> **Task directions**
Each line of the listing below that includes "JSON" must be copied.

> **Data for the task**
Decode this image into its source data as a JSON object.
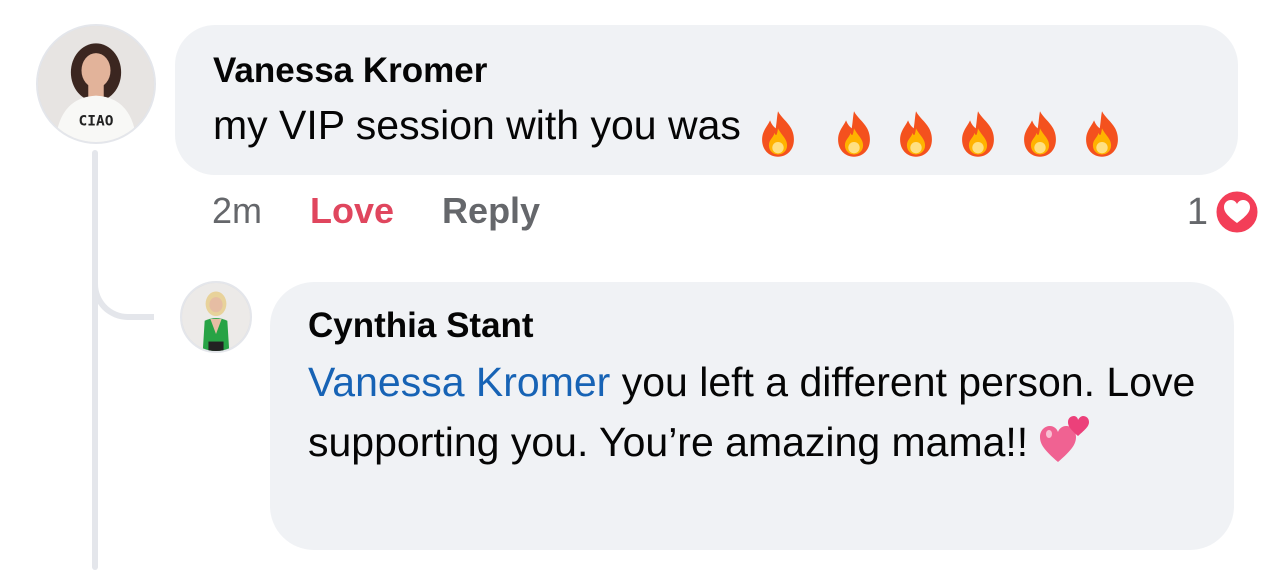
{
  "comment": {
    "author": "Vanessa Kromer",
    "text": "my VIP session with you was",
    "emoji": [
      "fire-icon",
      "fire-icon",
      "fire-icon",
      "fire-icon",
      "fire-icon",
      "fire-icon"
    ],
    "avatar_shirt_text": "CIAO",
    "timestamp": "2m",
    "love_label": "Love",
    "reply_label": "Reply",
    "reaction_count": "1",
    "reaction_type": "love-reaction-icon"
  },
  "reply": {
    "author": "Cynthia Stant",
    "mention": "Vanessa Kromer",
    "text": " you left a different person. Love supporting you. You’re amazing mama!!",
    "emoji": "two-hearts-icon"
  },
  "colors": {
    "bubble": "#f0f2f5",
    "mention": "#1763b5",
    "love": "#e0465e",
    "meta": "#65676b",
    "thread_line": "#e4e6eb"
  }
}
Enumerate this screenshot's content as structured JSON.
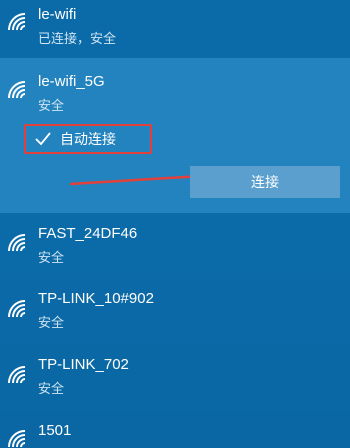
{
  "networks": [
    {
      "name": "le-wifi",
      "status": "已连接，安全",
      "icon": "wifi-signal-icon"
    },
    {
      "name": "le-wifi_5G",
      "status": "安全",
      "icon": "wifi-signal-icon",
      "auto_connect": {
        "label": "自动连接",
        "checked": true
      },
      "connect_label": "连接"
    },
    {
      "name": "FAST_24DF46",
      "status": "安全",
      "icon": "wifi-signal-icon"
    },
    {
      "name": "TP-LINK_10#902",
      "status": "安全",
      "icon": "wifi-signal-icon"
    },
    {
      "name": "TP-LINK_702",
      "status": "安全",
      "icon": "wifi-signal-icon"
    },
    {
      "name": "1501",
      "icon": "wifi-signal-icon"
    }
  ],
  "colors": {
    "background": "#0a6aa8",
    "expanded_background": "#2383bf",
    "connect_button": "#5a9fce",
    "highlight_red": "#e2403a"
  },
  "annotation": {
    "arrow_icon": "red-arrow-icon",
    "highlight": "red-highlight-box"
  }
}
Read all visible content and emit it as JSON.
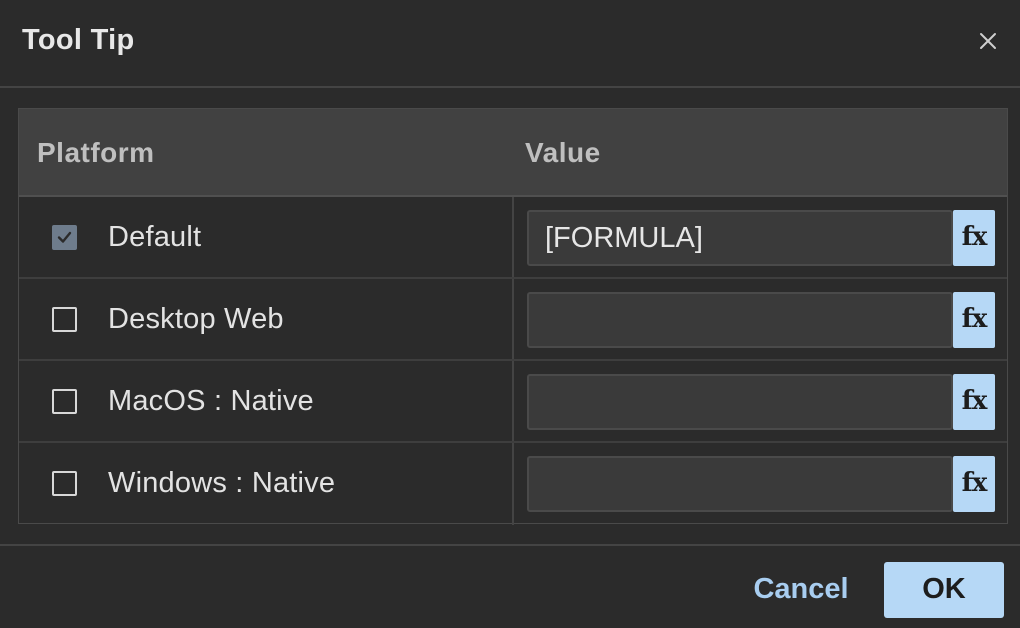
{
  "dialog": {
    "title": "Tool Tip",
    "close_icon": "close-icon"
  },
  "table": {
    "headers": {
      "platform": "Platform",
      "value": "Value"
    },
    "rows": [
      {
        "platform": "Default",
        "checked": true,
        "value": "[FORMULA]",
        "fx_label": "fx"
      },
      {
        "platform": "Desktop Web",
        "checked": false,
        "value": "",
        "fx_label": "fx"
      },
      {
        "platform": "MacOS : Native",
        "checked": false,
        "value": "",
        "fx_label": "fx"
      },
      {
        "platform": "Windows : Native",
        "checked": false,
        "value": "",
        "fx_label": "fx"
      }
    ]
  },
  "footer": {
    "cancel_label": "Cancel",
    "ok_label": "OK"
  },
  "colors": {
    "background": "#2b2b2b",
    "header_row": "#414141",
    "accent": "#b6d8f6",
    "accent_text": "#a8cdf0",
    "checked_box": "#6e7c8c"
  }
}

> **Task result**
Decode this image into its source data as a JSON object.
Enumerate this screenshot's content as structured JSON.
Read all visible content and emit it as JSON.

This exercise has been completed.